At this year’s World Economic Forum in Davos, key themes for discussion included addressing climate change, rising inequality and of course the global economic outlook as a whole.
But what do consumers in Britain themselves make of these topics – big themes that can have significant ramifications for how advertisers can best target consumers? Using findings from our TGI Consumer Data we can assess not only what consumers today think but also how attitudes have changed in recent years.
Growing support for equality
When it comes to equality, support for this has seen significant growth in recent years. In 2014 61% of adults agreed ‘I think we should strive for equality for all’ and this has grown to 71% today.
Equality can of course take many forms, from gender to economic and beyond. As far as equality between the sexes is concerned, TGI Consumer Data reveals that today 86% of adults agree that women are just as capable as men at being leaders, although only 40% feel men and women are given equal opportunities – up slightly from 37% two years ago.
Greater engagement with environmental issues – but a suspicion not everyone is on board
Only 18% of adults think that there is too much concern with the environment and this has declined slightly since 2014. On the other hand, the proportion of adults who say they are prepared to make lifestyle compromises to benefit the environment has grown significantly over the same time period, from 34% in 2014 to 49% today.
However, the sense that if others don’t pull their weight on environmental issues then they shouldn’t either remains significant and shows no sign of declining. Agreement with ‘It’s not worth me doing things to help the environment if others don’t do the same’ is up slightly from 19% in 2014 to 21% today.
Trust in banks and awareness of personal finance is on the up
Two-thirds of adults today say that they spend money more carefully than they used to – a figure which has remained fairly static in recent years. In the same vein, for a little over a quarter of consumers, the economic forecast has a significant conscious impact on their expenditure. 29% of adults agree ‘The economic outlook heavily affects my purchasing behaviour’ and this has remained relatively consistent over the last few years.
People are seemingly taking a greater interest in finance generally. In 2015 62% of adults agreed ‘I am more aware of personal finance than I used to be’, growing to 66% today.

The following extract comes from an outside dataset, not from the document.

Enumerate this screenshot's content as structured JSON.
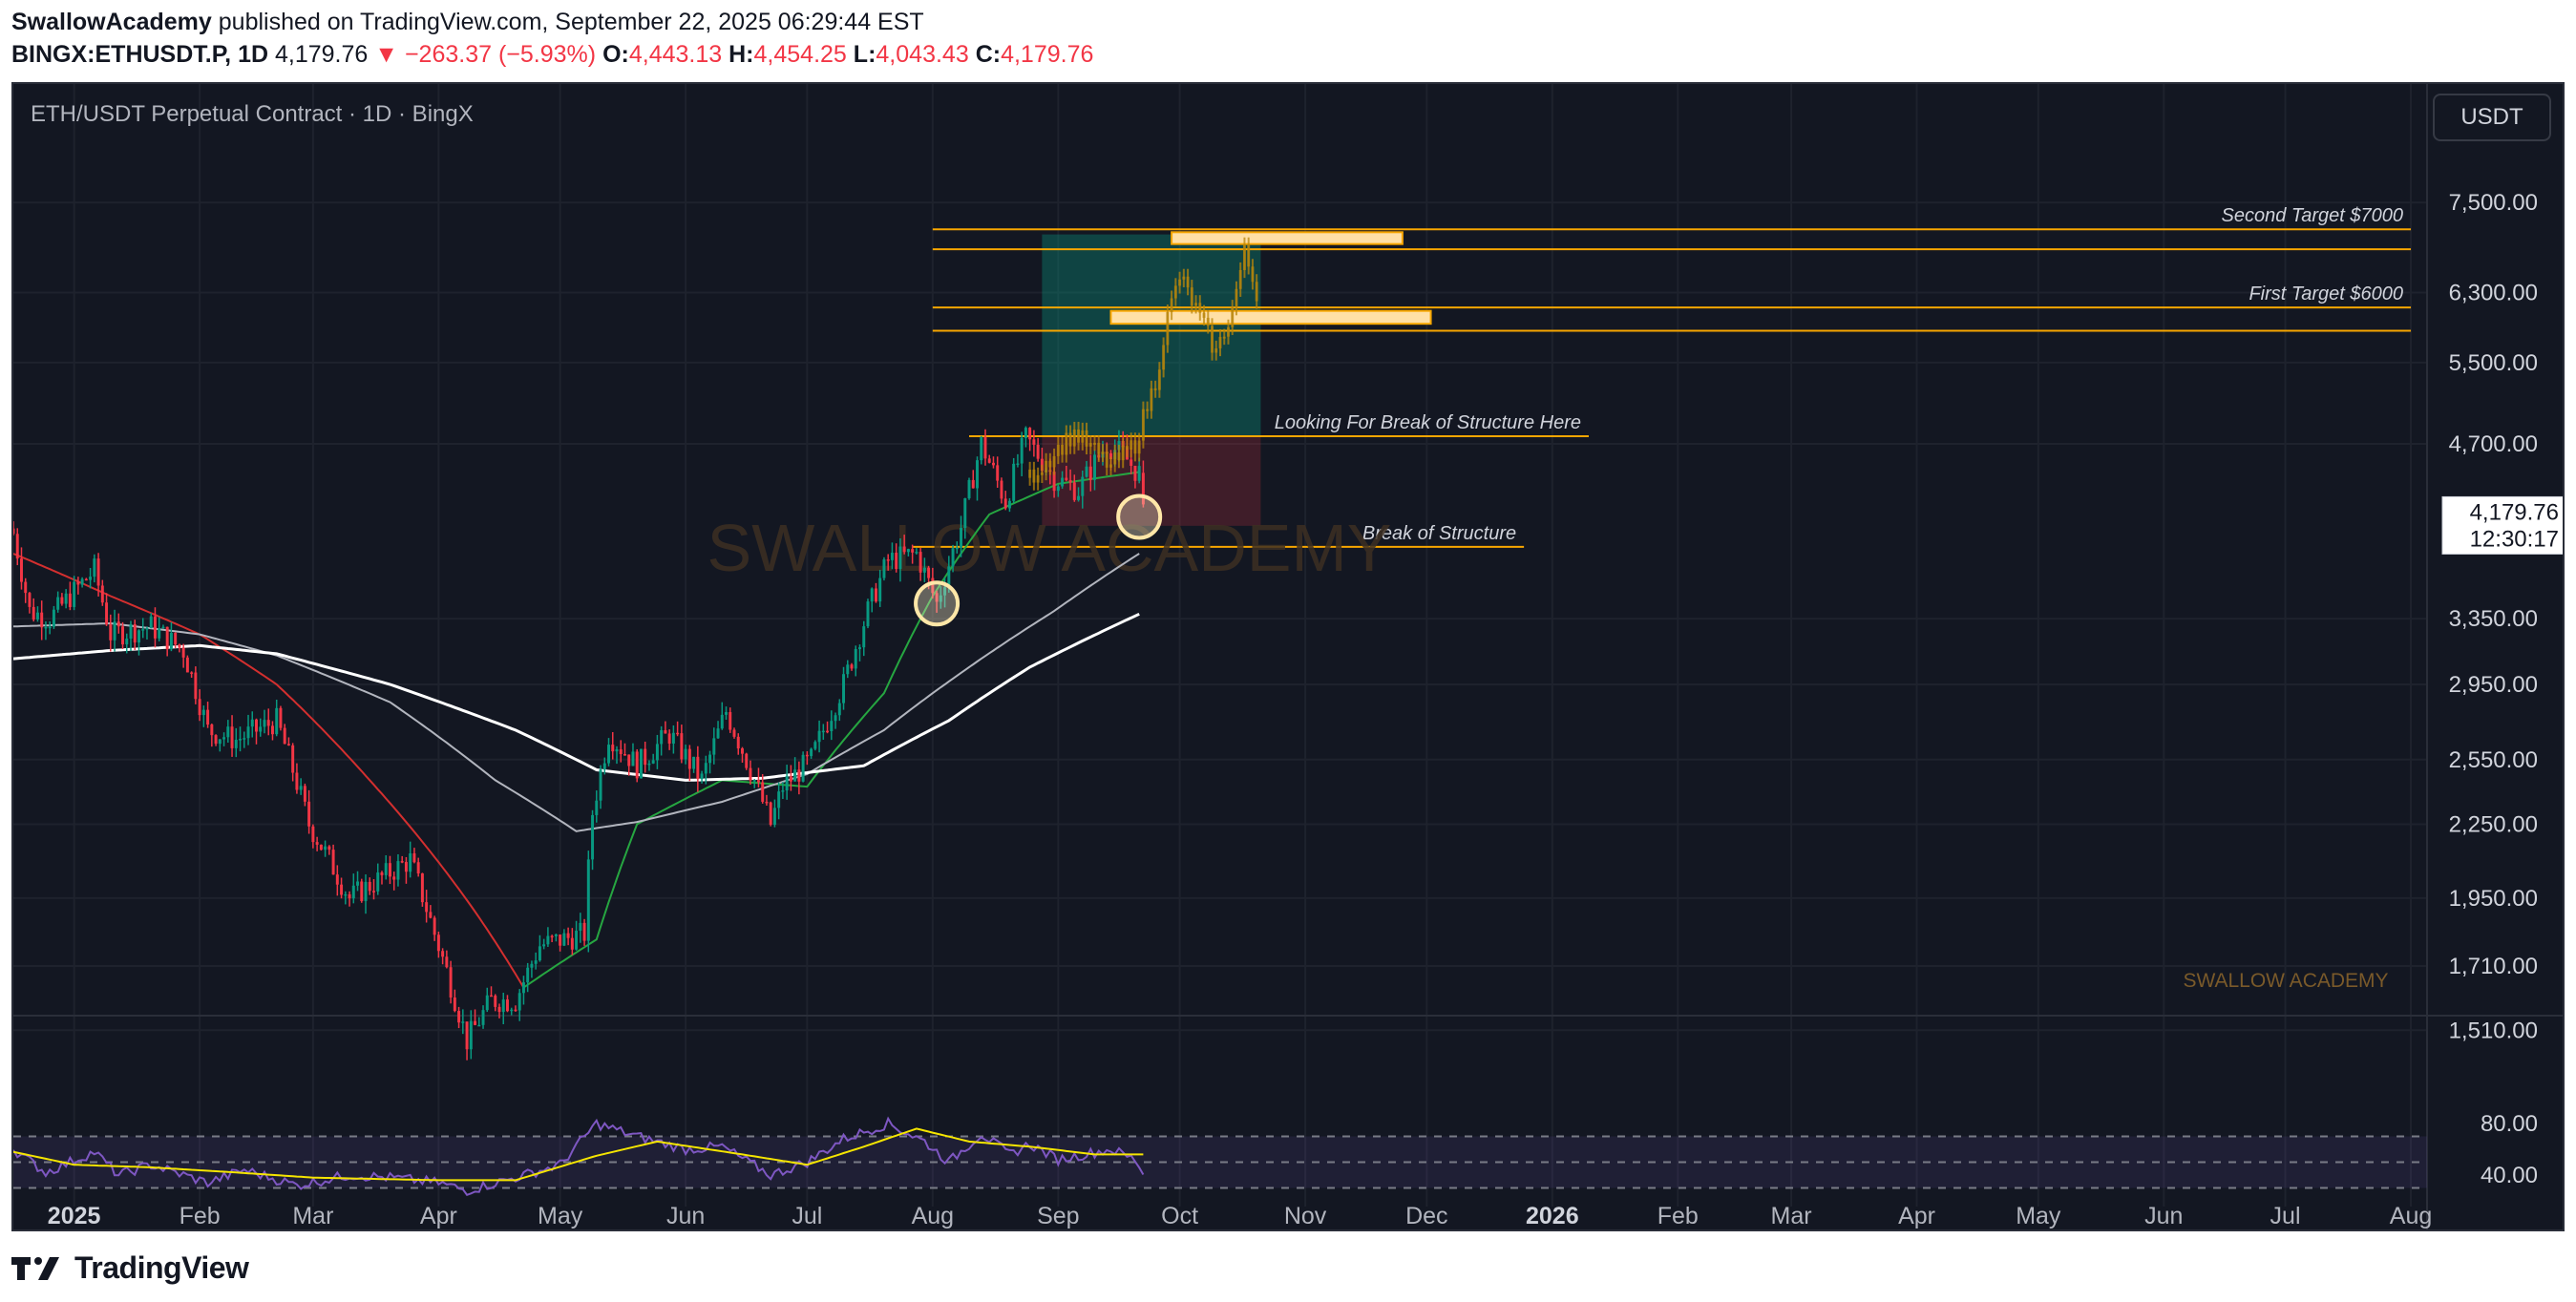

At the same time, trust in banks and building societies continues to grow. In 2014 39% of adults agreed ‘I trust banks/building societies to look after my money’. But as memories of the huge downturn of 2008 and associated bank culpability fade, this has grown to 48% by 2017 and 53% today.